How to Read and Listen to God's Word

Question 90: How is the Word to be read and heard, that it may become effectual to salvation?
Answer: That the Word may become effectual to salvation, we must attend thereunto with diligence, preparation, and prayer; receive it with faith and love, lay it up in our hearts, and practice it in our lives. (WSC)
If you want to benefit from the word of God, you should read and listen to it in a devout manner. The church described in Acts 2 set a good example when they “devoted themselves to the apostles’ teaching” (Acts 2:42). We have been given the word of God, and “you will do well to pay attention [to it] as to a lamp shining in a dark place” (2 Peter 1:19). Diligence and teachableness is essential to profiting from its instruction. As the book of Proverbs teaches, life-giving knowledge and wisdom comes to those who fear the Lord and eagerly seek and call out for knowledge and wisdom from him (Prov. 2, 4, 9:7-12). Psalm 119 is an extended meditation on the surpassing worth of God’s word, the believer’s devotion to that word, and his prayer to be instructed and guided by that word.

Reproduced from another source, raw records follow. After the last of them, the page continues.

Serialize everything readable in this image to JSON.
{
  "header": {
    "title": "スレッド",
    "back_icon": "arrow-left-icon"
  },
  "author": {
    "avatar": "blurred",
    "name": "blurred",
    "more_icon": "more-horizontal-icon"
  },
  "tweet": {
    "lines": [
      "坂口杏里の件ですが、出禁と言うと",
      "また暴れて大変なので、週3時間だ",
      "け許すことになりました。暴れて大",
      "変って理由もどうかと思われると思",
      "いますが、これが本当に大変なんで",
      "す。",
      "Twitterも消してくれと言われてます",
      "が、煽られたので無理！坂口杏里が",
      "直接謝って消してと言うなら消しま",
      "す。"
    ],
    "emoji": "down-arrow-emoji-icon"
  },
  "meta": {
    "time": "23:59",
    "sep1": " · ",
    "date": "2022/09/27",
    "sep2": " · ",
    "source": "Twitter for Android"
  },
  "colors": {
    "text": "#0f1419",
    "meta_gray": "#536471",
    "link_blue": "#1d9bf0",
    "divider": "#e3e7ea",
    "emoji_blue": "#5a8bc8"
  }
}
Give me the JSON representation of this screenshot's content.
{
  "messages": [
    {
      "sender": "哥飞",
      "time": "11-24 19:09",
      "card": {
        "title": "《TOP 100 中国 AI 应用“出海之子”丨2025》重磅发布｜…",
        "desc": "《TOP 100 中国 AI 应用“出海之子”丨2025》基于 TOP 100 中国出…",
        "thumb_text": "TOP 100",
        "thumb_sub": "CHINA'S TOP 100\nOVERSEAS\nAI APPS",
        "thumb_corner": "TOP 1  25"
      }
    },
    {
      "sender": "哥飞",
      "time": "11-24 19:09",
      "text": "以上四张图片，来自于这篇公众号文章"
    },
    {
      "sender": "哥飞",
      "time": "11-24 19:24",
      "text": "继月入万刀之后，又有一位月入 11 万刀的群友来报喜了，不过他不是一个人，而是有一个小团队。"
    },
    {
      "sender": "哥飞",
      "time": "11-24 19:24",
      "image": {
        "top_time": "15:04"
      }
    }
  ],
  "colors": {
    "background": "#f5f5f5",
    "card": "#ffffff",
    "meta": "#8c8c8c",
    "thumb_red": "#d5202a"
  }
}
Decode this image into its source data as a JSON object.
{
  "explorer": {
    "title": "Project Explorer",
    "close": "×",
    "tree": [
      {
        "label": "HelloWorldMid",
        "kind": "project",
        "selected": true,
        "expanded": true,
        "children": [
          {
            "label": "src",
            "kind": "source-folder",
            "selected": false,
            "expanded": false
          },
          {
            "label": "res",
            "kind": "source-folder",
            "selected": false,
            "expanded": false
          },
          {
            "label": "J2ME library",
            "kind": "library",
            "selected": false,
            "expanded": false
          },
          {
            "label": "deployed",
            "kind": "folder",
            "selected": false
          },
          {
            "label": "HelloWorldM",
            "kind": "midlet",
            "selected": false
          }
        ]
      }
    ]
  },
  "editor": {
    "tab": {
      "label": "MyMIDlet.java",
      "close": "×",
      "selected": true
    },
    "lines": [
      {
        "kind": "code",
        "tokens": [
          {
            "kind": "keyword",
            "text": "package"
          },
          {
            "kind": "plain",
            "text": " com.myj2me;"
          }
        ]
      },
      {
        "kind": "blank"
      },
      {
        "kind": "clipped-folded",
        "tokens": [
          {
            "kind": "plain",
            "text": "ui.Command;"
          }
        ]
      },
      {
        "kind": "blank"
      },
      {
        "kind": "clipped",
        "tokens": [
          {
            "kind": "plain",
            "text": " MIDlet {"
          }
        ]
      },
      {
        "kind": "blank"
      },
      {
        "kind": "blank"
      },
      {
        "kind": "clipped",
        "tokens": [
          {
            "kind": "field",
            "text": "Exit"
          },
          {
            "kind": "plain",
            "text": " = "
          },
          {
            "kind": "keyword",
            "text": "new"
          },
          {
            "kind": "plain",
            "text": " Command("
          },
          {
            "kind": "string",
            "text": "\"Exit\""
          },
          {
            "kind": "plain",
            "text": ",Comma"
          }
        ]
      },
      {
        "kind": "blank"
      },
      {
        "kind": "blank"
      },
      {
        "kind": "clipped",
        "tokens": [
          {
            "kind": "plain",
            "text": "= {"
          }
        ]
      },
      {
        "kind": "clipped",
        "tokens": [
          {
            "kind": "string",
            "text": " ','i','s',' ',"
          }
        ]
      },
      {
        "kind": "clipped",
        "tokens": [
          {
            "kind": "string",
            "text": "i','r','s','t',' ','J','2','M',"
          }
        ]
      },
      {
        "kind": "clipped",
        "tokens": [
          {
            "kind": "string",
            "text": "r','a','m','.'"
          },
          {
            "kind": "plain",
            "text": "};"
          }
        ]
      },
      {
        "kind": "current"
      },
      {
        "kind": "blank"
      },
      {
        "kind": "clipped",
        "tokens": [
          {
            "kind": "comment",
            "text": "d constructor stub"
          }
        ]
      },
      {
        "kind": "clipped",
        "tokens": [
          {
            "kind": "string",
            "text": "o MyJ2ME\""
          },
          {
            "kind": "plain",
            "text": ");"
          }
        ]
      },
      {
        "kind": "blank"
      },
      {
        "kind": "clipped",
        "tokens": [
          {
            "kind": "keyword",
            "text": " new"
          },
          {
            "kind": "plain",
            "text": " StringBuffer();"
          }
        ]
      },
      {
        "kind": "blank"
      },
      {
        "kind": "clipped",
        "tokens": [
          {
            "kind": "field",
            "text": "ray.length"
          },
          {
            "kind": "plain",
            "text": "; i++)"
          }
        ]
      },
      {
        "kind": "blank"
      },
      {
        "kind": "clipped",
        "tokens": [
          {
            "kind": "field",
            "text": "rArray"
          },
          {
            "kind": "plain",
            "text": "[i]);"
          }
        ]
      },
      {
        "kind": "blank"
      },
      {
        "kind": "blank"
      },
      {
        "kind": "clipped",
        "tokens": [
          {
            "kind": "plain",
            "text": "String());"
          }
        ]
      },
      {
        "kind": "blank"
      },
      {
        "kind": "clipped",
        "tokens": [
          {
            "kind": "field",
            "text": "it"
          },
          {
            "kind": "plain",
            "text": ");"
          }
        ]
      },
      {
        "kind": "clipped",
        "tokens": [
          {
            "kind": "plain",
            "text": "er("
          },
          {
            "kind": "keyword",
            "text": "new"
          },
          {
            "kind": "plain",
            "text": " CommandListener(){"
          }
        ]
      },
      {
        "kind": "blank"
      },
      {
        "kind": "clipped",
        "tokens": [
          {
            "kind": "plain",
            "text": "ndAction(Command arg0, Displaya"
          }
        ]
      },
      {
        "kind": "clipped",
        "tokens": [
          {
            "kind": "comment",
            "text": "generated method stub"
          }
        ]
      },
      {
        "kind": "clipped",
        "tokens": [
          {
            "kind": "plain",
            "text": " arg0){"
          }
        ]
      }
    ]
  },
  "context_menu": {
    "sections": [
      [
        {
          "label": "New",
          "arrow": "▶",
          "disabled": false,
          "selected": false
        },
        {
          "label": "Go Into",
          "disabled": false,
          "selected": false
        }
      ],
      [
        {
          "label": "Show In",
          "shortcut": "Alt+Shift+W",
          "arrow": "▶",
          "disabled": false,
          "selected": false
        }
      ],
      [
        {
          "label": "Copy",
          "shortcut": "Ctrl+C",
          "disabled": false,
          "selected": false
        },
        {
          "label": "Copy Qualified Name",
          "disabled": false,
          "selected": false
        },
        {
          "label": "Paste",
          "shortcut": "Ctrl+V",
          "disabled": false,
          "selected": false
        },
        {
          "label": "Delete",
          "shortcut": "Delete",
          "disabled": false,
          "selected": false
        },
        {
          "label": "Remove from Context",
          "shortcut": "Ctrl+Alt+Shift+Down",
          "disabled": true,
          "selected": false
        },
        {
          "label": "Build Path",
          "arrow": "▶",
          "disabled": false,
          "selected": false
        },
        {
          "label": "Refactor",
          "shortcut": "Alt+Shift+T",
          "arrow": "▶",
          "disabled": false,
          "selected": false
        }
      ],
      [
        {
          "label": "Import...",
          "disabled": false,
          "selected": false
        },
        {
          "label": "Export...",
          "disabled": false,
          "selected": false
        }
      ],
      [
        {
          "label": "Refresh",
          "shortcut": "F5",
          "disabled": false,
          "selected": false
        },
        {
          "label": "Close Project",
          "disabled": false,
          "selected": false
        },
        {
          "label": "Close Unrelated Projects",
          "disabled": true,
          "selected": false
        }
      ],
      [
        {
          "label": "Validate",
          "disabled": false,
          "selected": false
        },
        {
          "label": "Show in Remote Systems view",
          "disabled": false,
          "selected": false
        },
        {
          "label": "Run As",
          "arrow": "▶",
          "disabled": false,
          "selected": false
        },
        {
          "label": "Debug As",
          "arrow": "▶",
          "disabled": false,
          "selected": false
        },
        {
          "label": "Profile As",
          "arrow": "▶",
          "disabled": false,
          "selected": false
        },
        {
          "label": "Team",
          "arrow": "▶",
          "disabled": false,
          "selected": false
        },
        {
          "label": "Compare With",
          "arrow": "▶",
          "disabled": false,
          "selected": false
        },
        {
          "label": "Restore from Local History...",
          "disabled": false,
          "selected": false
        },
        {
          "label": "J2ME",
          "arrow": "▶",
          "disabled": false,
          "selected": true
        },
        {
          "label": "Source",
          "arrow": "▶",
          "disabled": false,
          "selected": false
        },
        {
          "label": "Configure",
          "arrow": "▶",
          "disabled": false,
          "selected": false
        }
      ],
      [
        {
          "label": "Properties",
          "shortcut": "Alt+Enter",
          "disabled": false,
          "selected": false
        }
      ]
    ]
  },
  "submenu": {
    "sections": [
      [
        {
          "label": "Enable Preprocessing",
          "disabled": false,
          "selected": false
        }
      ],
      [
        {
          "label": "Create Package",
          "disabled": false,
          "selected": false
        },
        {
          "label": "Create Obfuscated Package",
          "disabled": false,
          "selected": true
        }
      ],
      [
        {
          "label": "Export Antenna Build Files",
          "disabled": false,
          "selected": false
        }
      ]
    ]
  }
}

“I have stored up your word in my heart, that I might not sin against you … Open my eyes, that I may behold wondrous things out of your law … I open my mouth and pant, because I long for your commandments … Make your face shine upon your servant, and teach me your statutes.” (Ps. 119:11, 18, 131, 135)
To attend to the word with diligence refers to consistently reading and listening to the word, diligently observing what it means. Preparation refers to putting yourself in a teachable frame of mind, turning away from rebellion, and remembering whose word this is that you are receiving. The prayer we should pray is that God would give us a true understanding of his word and bring it to us, not only in word, “but also in power and in the Holy Spirit and with full conviction” (1 Thess. 1:5).

Hebrews 4:2 tells us that the gospel did not benefit the generation that died in the wilderness because they did not receive the word with faith. 2 Thessalonians 2:10 says of those who are perishing, “that they refused to love the truth and so be saved.” Therefore, we should seek to receive the word with faith and love, that we might benefit from it. The Westminster Confession of Faith has an excellent summary of what it means to receive the word with faith,
“By this faith a Christian believeth to be true whatsoever is revealed in the Word, for the authority of God himself speaking therein; and acteth differently upon that which each particular passage thereof containeth; yielding obedience to the commands, trembling at the threatenings, and embracing the promises of God for this life and that which is to come.” (WCF 14.2)
Out of faith and love, a person will lay up God’s word in his heart and practice it in his life. And likewise, this faith and love is further supported and strengthened as we keep God’s word on our heart, in our mouths, and before our eyes as we go about our lives (Deut. 6:4-7).